However, it’s important to weigh all the pros and cons of what two-wheeled vehicle ownership involves before you commit. Is a motorcycle the right choice for you? Let’s take a look.

Lifestyle, Lifestyle, Lifestyle

Two-wheeled transportation isn’t necessarily the right choice for everyone. Perhaps the biggest problem with a motorcycle is that they’re really only designed to carry one or two people. If you have a family, a motorcycle can be a hard purchase to justify because it cannot carry more than two passengers at a time or large amounts of cargo.

Like any major purchase, take the time to consider whether the advantages outweigh the disadvantages.

Pros:

  • Cost: They typically cost less than cars.
  • Good gas mileage: They often get better gas mileage than cars.
  • Insurance affordability: They typically have lower insurance rates than cars.
  • Easier to park: Due to their small size, it’s often easier to find parking.
  • Nimbler commute: In some states, it’s legal to split lanes and drive between cars, making for a faster, easier commute.

Cons:

  • Safety concerns: You’ll be more vulnerable to the elements and potential traffic hazards.
  • Weather: This is a big consideration, especially if this will be your primary transportation. Will you be willing to ride in all kinds of possible weather extremes— from hot and humid temperatures to cold, windy, rainy days?
  • Gear expenses: Outfitting yourself properly for motorcycle ownership is a necessary investment. To help keep yourself safe and protected from the elements, flying debris, potential spills and traffic accidents, or even hot engine parts, you’ll need to budget for the following gear purchases: a helmet, leather or other reinforced jacket, gloves, full pants, over the ankle footwear, and protective eyewear—are just a few of the accessories to consider.
  • Longevity: Consider the long-term endurance of your investment. Motorcycles generally have less longevity than cars.
  • Licensing requirements: Motorcycle licensing tests and permits are very different from those of a car. Are you prepared to take the necessary training courses and tests that will be required of you so that you can safely operate your new ride?
  • Less cargo space: How do you plan to use your new transportation? Will you need to have extra space to comfortably transport groceries or laundry? Keep cargo space in mind when looking at the various models.

Extra Expenses to Consider

While costs will vary, there’s a good chance you’ll spend a lot less money on a bike than on a car, both up-front and over time. That can be very appealing if you need to get around on a budget.
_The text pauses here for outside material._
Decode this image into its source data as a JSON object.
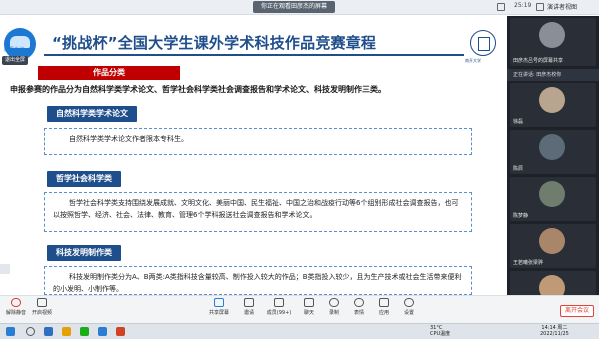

However, there are some costs associated with owning a motorcycle that you’ll need to keep in mind when creating your budget:

  • All states require a motorcycle license to operate vehicles like this, and though licensing requirements may vary, you can expect to pay a fee.
  • Training classes, which are a good idea if you’re a new rider.
  • Protective gear is also important and in some states legally required.
  • Though we’ve mentioned it already, don’t forget insurance. It may be cheaper than it is for the average car, but it’s still an expense you’ll need to consider.
  • Repairs. Especially if you’re buying an older bike, you’ll want to be sure you have some money for any necessary repairs—like a nice emergency fund.

None of these expenses are likely to break the bank, but they’re costs you should keep in mind when deciding if a motorcycle can fit into your budget.

Can You Afford the Financing?

Before you buy, you should spend some time making a budget. Look at your overall finances and consider how much you can afford for a down payment. Then, look at your monthly finances and decide how much you can afford each month (don’t forget to include insurance). That will give you a good idea of what kind of price range to shop in—and, when you decide to buy, what length of a loan you’ll need.

Ready to Buy? Consider PenFed Motorcycle Financing

When you have decided to buy, PenFed has great motorcycle financing options for you. We currently offer 6.49% APR financing for both new and used motorcycles. Qualified members can get up to 100% of their vehicle financed, making it easy to get riding.

We’ll see you on the road!